Records for this task:
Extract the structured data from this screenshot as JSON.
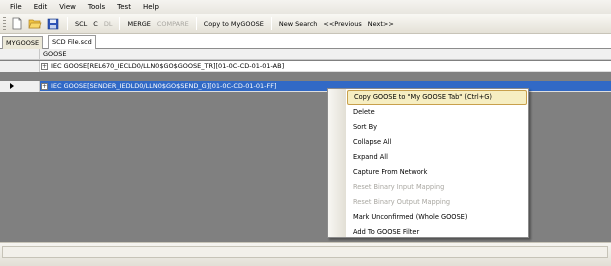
{
  "menubar": {
    "items": [
      "File",
      "Edit",
      "View",
      "Tools",
      "Test",
      "Help"
    ]
  },
  "toolbar": {
    "icons": [
      "new-file-icon",
      "open-folder-icon",
      "save-icon"
    ],
    "buttons": [
      {
        "label": "SCL",
        "enabled": true
      },
      {
        "label": "C",
        "enabled": true
      },
      {
        "label": "DL",
        "enabled": false
      },
      {
        "label": "MERGE",
        "enabled": true
      },
      {
        "label": "COMPARE",
        "enabled": false
      },
      {
        "label": "Copy to MyGOOSE",
        "enabled": true
      },
      {
        "label": "New Search",
        "enabled": true
      },
      {
        "label": "<<Previous",
        "enabled": true
      },
      {
        "label": "Next>>",
        "enabled": true
      }
    ]
  },
  "tabs": [
    {
      "label": "MYGOOSE",
      "active": false
    },
    {
      "label": "SCD File.scd",
      "active": true
    }
  ],
  "grid": {
    "column_header": "GOOSE",
    "rows": [
      {
        "text": "IEC GOOSE[REL670_IECLD0/LLN0$GO$GOOSE_TR][01-0C-CD-01-01-AB]",
        "selected": false
      },
      {
        "text": "IEC GOOSE[SENDER_IEDLD0/LLN0$GO$SEND_G][01-0C-CD-01-01-FF]",
        "selected": true
      }
    ]
  },
  "context_menu": {
    "items": [
      {
        "label": "Copy GOOSE to \"My GOOSE Tab\" (Ctrl+G)",
        "enabled": true,
        "highlighted": true
      },
      {
        "label": "Delete",
        "enabled": true
      },
      {
        "label": "Sort By",
        "enabled": true
      },
      {
        "label": "Collapse All",
        "enabled": true
      },
      {
        "label": "Expand All",
        "enabled": true
      },
      {
        "label": "Capture From Network",
        "enabled": true
      },
      {
        "label": "Reset Binary Input Mapping",
        "enabled": false
      },
      {
        "label": "Reset Binary Output Mapping",
        "enabled": false
      },
      {
        "label": "Mark Unconfirmed (Whole GOOSE)",
        "enabled": true
      },
      {
        "label": "Add To GOOSE Filter",
        "enabled": true
      }
    ]
  },
  "colors": {
    "selection": "#3169c6",
    "menu_highlight": "#f6eec2",
    "grid_background": "#808080"
  }
}
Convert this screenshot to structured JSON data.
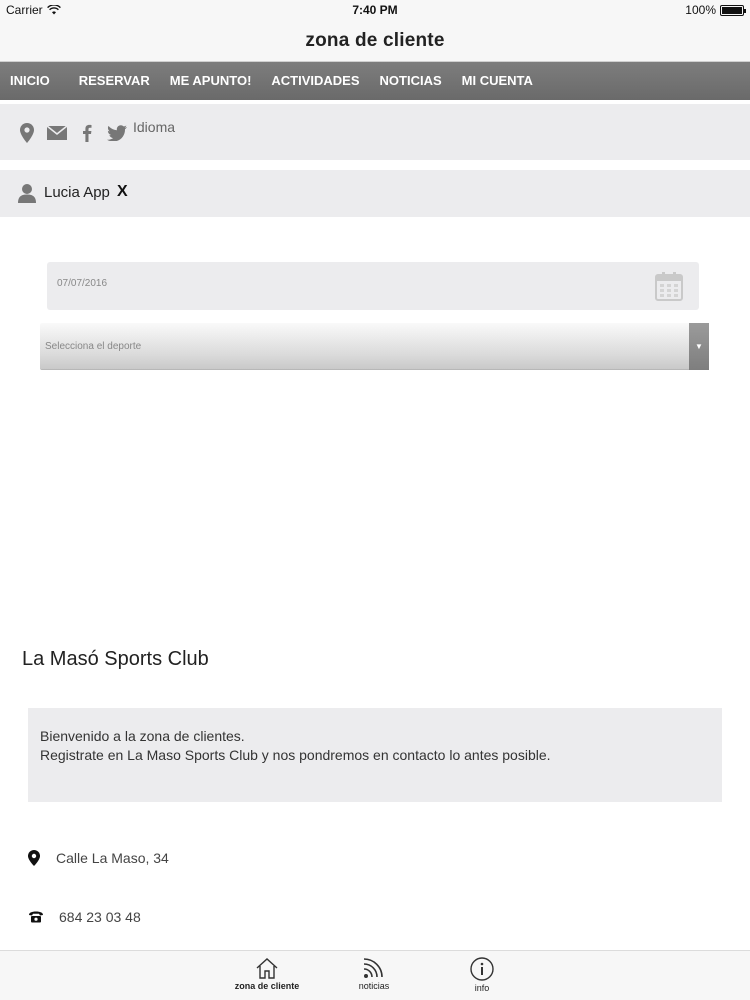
{
  "status_bar": {
    "carrier": "Carrier",
    "time": "7:40 PM",
    "battery": "100%",
    "battery_level": 1.0
  },
  "nav_bar": {
    "title": "zona de cliente"
  },
  "menu": {
    "items": [
      {
        "label": "INICIO"
      },
      {
        "label": "RESERVAR"
      },
      {
        "label": "ME APUNTO!"
      },
      {
        "label": "ACTIVIDADES"
      },
      {
        "label": "NOTICIAS"
      },
      {
        "label": "MI CUENTA"
      }
    ]
  },
  "social": {
    "icons": [
      "map-pin-icon",
      "mail-icon",
      "facebook-icon",
      "twitter-icon"
    ],
    "language_label": "Idioma"
  },
  "user": {
    "name": "Lucia App",
    "logout_label": "X"
  },
  "form": {
    "date_value": "07/07/2016",
    "sport_placeholder": "Selecciona el deporte"
  },
  "club": {
    "name": "La Masó Sports Club",
    "welcome_line1": "Bienvenido a la zona de clientes.",
    "welcome_line2": "Registrate en La Maso Sports Club y nos pondremos en contacto lo antes posible.",
    "address": "Calle La Maso, 34",
    "phone": "684 23 03 48"
  },
  "tab_bar": {
    "tabs": [
      {
        "label": "zona de cliente",
        "icon": "home-icon"
      },
      {
        "label": "noticias",
        "icon": "rss-icon"
      },
      {
        "label": "info",
        "icon": "info-icon"
      }
    ]
  },
  "colors": {
    "menu_bg": "#737373",
    "panel_bg": "#ececee",
    "text": "#222222"
  }
}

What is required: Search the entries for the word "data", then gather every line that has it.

Exercise result:
Extract the structured data from this screenshot as JSON.
Convert this screenshot to structured JSON data.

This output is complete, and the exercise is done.